By: Rob Hoehn
McKinsey’s Organizational Health Index (OHI) is an exhaustive assessment of an organization’s effectiveness and its management’s performance based on an organization-wide survey. It’s a tool that numerous public and private sector organizations have leveraged in order to benchmark their company’s health, align around core areas of improvement, and improve overall organizational performance.
The survey scores a number of things, including leadership, continuous improvement capabilities, talent attraction and retention, and customer insight. Many companies are now adopting an OHI to help them form a strategy for the future.
In 2018, Sunshine Coast Credit Union (a credit union in Canada) decided to use the OHI to learn where they most needed to improve as an organization. When the results came back, they were surprised to find that their lowest score was related to Bottom-Up Innovation – which meant their employees had very little opportunity or incentive to contribute to continuous improvement. SCCU didn’t wait to act – they rallied quick to form a new inclusive innovation strategy – one that would involve al the voices in their company in order to improve their companies performance and transform their culture. As part of that plan, SCCU decided to deploy an IdeaScale community with the tagline “Better Every Day” – 95% of their workforce participated in their initial call for ideas.
SCCU asks for suggestions on a range of topics: from their always-on, continuous improvement call to ideas on process improvement, new technology, financial wellness, and even themes for their holiday party. And now, after several months of collecting ideas, they have an average of at least one submitted idea for every employee and 20% of their ideas are implemented in less than a year (lower than the industry average). But, perhaps best of all, their Bottom-Up Innovation score moved from their lowest scoring item on the McKinsey Organizational Health matrix to their TOP score, improving overall organizational health and culture.
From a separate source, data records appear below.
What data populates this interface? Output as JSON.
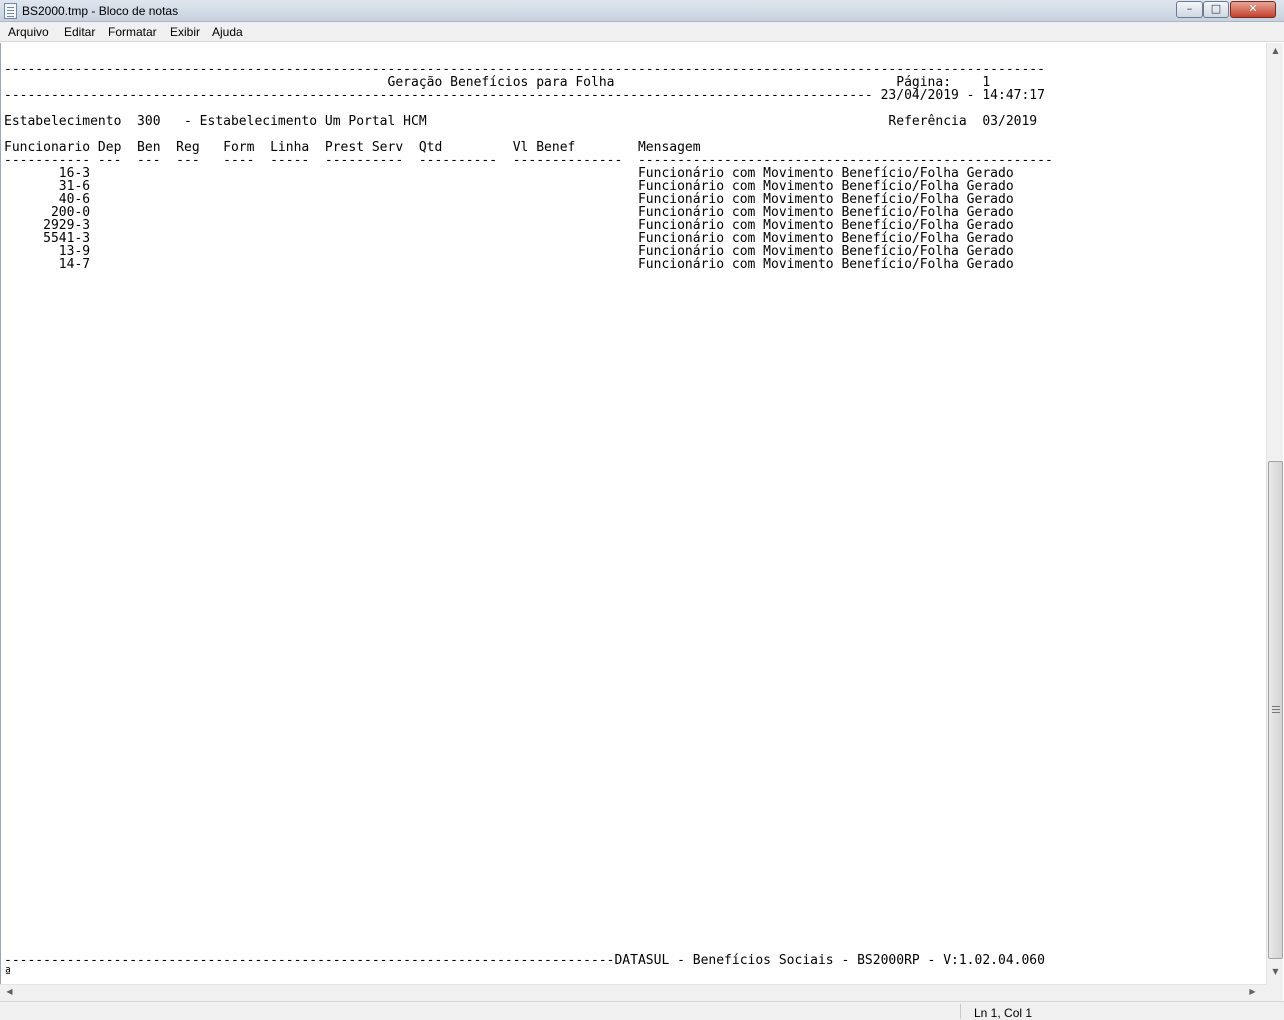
{
  "window": {
    "title": "BS2000.tmp - Bloco de notas",
    "buttons": {
      "minimize": "–",
      "maximize": "□",
      "close": "✕"
    }
  },
  "menu": {
    "items": [
      "Arquivo",
      "Editar",
      "Formatar",
      "Exibir",
      "Ajuda"
    ]
  },
  "document": {
    "rule_top": "-------------------------------------------------------------------------------------------------------------------------------------",
    "title_line": "                                                 Geração Benefícios para Folha                                    Página:    1",
    "date_line": "--------------------------------------------------------------------------------------------------------------- 23/04/2019 - 14:47:17",
    "blank_1": "",
    "estab_line": "Estabelecimento  300   - Estabelecimento Um Portal HCM                                                           Referência  03/2019",
    "blank_2": "",
    "columns_line": "Funcionario Dep  Ben  Reg   Form  Linha  Prest Serv  Qtd         Vl Benef        Mensagem",
    "columns_rule": "----------- ---  ---  ---   ----  -----  ----------  ----------  --------------  -----------------------------------------------------",
    "rows": [
      "       16-3                                                                      Funcionário com Movimento Benefício/Folha Gerado",
      "       31-6                                                                      Funcionário com Movimento Benefício/Folha Gerado",
      "       40-6                                                                      Funcionário com Movimento Benefício/Folha Gerado",
      "      200-0                                                                      Funcionário com Movimento Benefício/Folha Gerado",
      "     2929-3                                                                      Funcionário com Movimento Benefício/Folha Gerado",
      "     5541-3                                                                      Funcionário com Movimento Benefício/Folha Gerado",
      "       13-9                                                                      Funcionário com Movimento Benefício/Folha Gerado",
      "       14-7                                                                      Funcionário com Movimento Benefício/Folha Gerado"
    ],
    "footer_line": "------------------------------------------------------------------------------DATASUL - Benefícios Sociais - BS2000RP - V:1.02.04.060",
    "footer_marker": "ª"
  },
  "status": {
    "position": "Ln 1, Col 1"
  }
}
SCCU’s story gives us a few key takeaways that we can apply to other organizations looking to change their OHI score.
- They trusted the results. So many companies will argue their position on a survey, feeling that the respondents don’t understand the organization. That was not the case with Sunshine Coast where they had the humility, curiosity, and energy to understand where they were as a starting point, From there, SCCU assigned a team and had support from their CEO to take those results and try something new.
- They identified a shared space for ideas. People can’t collaborate and create change if their ideas have nowhere to go. SCCU launched an innovation management solution right away and was able to start gathering and responding to ideas. A digital solution is easy to understand, always on, and becomes a powerful communications tool over time, as well.
- They focus energy and attention. They keep engagement high by mixing an always-open call for ideas with short-term, urgent calls for solutions to specific problems. This way they maintain interest and deliver on short-term, relevant issues, but also keep attention pulled back to this collaborative space for continuous improvement.
- They delivered on ideas. SCCU boasts a 40% implementation rate – this is only possible when they have senior level buy-in, a dedicated workforce, and urgency. But if they didn’t deliver on at least some of the ideas, there’s no way that they would have moved their OHI score. Participation must result in action.
To read the full story of how Sunshine Coast Credit Union turned their lowest scoring area into their highest scoring area, read the full case study.
About the Author
Rob Hoehn is the co-founder and CEO of IdeaScale: the largest open innovation software platform in the world. Hoehn launched crowdsourcing software as part of the open government initiative and IdeaScale’s robust portfolio now includes many other industry notables, such as EA Sports, NBC, NASA, Xerox and many others. Prior to IdeaScale, Hoehn was Vice President of Client Services at Survey Analytics.
Featured image via Pixabay.